- Exercise aim:
Whenever a line of the data below holds the string "value", copy that line.

(Element data from apps and pages)
= = = =
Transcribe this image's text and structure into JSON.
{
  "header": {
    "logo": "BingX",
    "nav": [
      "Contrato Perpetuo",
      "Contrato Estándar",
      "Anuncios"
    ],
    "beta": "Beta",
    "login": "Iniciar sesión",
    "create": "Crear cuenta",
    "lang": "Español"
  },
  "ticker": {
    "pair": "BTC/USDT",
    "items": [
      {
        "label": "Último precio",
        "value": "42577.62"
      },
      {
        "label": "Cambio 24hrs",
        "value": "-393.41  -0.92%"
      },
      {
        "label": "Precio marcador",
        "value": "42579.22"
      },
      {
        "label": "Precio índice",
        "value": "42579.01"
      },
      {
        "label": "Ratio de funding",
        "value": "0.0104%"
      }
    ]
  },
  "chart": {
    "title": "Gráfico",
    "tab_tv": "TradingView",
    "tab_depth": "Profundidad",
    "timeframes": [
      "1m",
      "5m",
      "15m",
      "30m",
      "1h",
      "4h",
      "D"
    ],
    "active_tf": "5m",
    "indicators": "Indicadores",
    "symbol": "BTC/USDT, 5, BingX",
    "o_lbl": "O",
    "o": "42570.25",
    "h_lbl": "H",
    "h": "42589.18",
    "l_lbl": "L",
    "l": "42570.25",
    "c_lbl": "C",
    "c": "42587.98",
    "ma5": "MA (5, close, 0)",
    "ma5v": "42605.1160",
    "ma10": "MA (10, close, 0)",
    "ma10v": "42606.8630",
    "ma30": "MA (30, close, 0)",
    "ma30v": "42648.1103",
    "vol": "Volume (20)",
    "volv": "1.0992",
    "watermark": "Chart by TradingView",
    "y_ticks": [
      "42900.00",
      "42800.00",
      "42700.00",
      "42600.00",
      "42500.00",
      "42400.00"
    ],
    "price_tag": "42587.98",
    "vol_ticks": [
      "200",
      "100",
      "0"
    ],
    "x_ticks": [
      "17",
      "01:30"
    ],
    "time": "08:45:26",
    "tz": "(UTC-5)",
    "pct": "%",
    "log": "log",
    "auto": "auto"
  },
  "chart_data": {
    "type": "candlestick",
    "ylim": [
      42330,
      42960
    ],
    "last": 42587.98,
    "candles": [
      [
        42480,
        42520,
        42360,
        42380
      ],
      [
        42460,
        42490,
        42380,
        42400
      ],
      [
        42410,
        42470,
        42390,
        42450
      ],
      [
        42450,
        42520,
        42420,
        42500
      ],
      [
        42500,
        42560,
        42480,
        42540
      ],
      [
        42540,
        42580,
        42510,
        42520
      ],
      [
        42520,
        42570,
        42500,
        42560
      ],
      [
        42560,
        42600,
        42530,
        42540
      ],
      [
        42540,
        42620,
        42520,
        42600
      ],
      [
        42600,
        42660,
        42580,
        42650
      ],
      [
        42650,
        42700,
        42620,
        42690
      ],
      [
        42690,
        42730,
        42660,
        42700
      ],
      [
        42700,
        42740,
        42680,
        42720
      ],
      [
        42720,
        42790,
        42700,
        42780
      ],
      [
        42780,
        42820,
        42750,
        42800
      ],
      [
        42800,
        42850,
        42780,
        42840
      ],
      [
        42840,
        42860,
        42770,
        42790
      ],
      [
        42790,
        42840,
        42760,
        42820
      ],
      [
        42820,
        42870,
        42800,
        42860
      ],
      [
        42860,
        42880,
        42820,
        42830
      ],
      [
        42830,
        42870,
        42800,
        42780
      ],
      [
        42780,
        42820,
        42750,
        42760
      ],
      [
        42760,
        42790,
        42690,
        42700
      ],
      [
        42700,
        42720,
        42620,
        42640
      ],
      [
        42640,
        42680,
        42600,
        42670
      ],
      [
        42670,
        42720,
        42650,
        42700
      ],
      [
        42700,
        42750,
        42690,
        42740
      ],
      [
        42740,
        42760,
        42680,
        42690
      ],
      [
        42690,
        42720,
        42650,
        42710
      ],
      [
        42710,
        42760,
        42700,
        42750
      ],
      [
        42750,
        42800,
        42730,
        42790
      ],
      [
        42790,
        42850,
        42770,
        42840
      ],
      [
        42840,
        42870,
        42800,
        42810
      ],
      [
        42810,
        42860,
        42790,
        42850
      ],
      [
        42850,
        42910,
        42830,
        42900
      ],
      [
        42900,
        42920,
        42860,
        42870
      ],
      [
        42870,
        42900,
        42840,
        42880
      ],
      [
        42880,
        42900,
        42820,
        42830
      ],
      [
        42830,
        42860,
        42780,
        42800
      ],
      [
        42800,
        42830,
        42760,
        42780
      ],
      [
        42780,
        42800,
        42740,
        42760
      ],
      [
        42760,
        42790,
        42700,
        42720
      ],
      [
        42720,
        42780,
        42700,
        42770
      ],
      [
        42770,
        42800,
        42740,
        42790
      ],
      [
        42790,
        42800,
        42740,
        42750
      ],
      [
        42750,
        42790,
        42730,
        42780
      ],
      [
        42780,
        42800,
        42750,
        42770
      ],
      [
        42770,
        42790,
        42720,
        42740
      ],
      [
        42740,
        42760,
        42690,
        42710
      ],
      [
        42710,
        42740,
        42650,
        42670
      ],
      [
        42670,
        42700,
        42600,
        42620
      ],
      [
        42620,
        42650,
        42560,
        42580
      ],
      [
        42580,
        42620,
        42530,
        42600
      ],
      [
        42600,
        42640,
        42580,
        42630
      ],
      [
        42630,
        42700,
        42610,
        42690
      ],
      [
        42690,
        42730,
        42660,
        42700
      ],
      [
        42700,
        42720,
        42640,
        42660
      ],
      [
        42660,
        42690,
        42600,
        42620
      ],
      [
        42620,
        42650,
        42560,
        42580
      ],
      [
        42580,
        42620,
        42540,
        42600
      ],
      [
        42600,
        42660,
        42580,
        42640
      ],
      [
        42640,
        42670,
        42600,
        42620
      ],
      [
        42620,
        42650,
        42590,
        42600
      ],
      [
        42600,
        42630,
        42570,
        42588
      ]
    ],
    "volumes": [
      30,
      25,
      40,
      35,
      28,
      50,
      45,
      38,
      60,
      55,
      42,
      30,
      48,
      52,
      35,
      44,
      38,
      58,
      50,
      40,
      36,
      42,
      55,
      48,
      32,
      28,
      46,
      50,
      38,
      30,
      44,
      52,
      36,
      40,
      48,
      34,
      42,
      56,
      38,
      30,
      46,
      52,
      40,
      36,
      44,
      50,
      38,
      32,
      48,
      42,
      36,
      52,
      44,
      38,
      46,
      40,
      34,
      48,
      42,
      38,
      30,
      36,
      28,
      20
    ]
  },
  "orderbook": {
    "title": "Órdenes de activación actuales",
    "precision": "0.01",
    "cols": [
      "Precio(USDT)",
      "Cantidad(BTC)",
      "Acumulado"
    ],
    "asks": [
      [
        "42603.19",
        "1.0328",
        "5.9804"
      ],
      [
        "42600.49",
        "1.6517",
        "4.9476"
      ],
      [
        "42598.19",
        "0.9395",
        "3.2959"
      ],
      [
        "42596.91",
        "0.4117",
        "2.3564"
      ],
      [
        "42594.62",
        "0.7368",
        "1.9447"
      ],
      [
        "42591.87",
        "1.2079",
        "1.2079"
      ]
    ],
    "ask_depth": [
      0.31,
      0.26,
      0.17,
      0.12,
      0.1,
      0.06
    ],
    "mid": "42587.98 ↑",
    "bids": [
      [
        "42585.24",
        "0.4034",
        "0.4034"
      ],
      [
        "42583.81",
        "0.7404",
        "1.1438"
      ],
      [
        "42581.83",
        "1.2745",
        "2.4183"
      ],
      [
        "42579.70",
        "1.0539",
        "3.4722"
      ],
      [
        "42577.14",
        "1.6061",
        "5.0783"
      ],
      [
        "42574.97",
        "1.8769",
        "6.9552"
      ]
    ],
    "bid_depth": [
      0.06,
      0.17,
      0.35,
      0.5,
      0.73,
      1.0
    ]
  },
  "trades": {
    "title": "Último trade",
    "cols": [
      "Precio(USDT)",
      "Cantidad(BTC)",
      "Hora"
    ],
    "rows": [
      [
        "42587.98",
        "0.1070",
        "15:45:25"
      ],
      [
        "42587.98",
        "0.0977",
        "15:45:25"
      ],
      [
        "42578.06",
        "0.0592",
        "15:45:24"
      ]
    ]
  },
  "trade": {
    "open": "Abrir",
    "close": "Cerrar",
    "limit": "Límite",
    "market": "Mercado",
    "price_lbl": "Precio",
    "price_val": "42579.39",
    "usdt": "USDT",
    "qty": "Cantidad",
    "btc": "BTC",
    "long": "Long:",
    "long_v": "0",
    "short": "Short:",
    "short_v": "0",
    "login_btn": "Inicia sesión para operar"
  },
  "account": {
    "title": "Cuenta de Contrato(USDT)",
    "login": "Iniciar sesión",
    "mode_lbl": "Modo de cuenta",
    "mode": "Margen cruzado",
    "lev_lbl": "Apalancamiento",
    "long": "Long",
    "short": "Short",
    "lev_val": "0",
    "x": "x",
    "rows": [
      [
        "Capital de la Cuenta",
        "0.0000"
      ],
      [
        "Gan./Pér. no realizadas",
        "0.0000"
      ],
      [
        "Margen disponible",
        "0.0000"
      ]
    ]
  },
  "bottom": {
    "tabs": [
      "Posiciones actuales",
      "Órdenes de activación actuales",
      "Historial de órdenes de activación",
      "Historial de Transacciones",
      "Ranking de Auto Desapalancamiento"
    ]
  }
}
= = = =
- Finished task:
        "value": "42577.62"
        "value": "-393.41  -0.92%"
        "value": "42579.22"
        "value": "42579.01"
        "value": "0.0104%"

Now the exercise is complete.